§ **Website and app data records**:
################
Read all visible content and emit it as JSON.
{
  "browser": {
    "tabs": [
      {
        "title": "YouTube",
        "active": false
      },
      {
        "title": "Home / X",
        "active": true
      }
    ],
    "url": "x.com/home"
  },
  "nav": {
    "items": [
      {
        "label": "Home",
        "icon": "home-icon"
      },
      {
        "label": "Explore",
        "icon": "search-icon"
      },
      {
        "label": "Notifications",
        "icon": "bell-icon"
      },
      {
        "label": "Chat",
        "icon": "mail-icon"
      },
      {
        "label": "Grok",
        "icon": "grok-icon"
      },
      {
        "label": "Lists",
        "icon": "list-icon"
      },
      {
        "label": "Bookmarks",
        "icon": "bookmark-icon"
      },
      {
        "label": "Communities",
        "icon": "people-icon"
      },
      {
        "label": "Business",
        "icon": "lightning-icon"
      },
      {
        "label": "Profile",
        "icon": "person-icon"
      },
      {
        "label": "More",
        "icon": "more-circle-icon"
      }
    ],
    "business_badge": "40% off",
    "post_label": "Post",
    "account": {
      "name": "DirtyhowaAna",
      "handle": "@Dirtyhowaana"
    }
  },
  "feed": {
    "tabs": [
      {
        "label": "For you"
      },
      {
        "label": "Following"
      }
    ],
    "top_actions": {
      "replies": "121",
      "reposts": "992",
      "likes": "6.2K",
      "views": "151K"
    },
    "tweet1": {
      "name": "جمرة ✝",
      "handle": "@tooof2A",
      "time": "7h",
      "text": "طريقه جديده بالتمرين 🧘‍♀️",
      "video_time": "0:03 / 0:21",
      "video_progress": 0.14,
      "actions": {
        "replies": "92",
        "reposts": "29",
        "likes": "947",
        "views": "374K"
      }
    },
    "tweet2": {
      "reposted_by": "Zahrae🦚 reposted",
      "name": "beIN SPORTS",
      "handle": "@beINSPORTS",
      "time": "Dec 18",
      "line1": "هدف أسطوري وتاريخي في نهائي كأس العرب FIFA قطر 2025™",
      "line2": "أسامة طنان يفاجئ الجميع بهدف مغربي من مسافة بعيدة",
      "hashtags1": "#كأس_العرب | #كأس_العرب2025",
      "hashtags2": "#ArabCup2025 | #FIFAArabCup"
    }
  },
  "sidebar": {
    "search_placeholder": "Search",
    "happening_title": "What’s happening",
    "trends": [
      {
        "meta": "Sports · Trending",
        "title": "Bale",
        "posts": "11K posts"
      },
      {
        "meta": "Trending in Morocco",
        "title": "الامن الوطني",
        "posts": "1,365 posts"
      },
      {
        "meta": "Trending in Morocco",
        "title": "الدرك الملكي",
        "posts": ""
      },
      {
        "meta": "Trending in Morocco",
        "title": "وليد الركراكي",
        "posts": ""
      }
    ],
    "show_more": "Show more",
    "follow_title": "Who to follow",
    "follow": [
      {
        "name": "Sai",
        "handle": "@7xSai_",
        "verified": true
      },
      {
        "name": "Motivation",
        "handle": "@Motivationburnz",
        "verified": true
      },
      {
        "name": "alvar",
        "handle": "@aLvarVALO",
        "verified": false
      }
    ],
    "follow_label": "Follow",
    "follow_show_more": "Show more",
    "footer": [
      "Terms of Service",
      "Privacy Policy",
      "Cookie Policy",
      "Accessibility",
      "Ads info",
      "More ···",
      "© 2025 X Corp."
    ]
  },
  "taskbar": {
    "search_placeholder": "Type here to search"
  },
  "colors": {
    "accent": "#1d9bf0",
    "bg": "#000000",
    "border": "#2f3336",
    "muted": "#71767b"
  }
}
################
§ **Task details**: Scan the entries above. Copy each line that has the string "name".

§ **Exercise solution**:
      "name": "DirtyhowaAna",
      "name": "جمرة ✝",
      "name": "beIN SPORTS",
        "name": "Sai",
        "name": "Motivation",
        "name": "alvar",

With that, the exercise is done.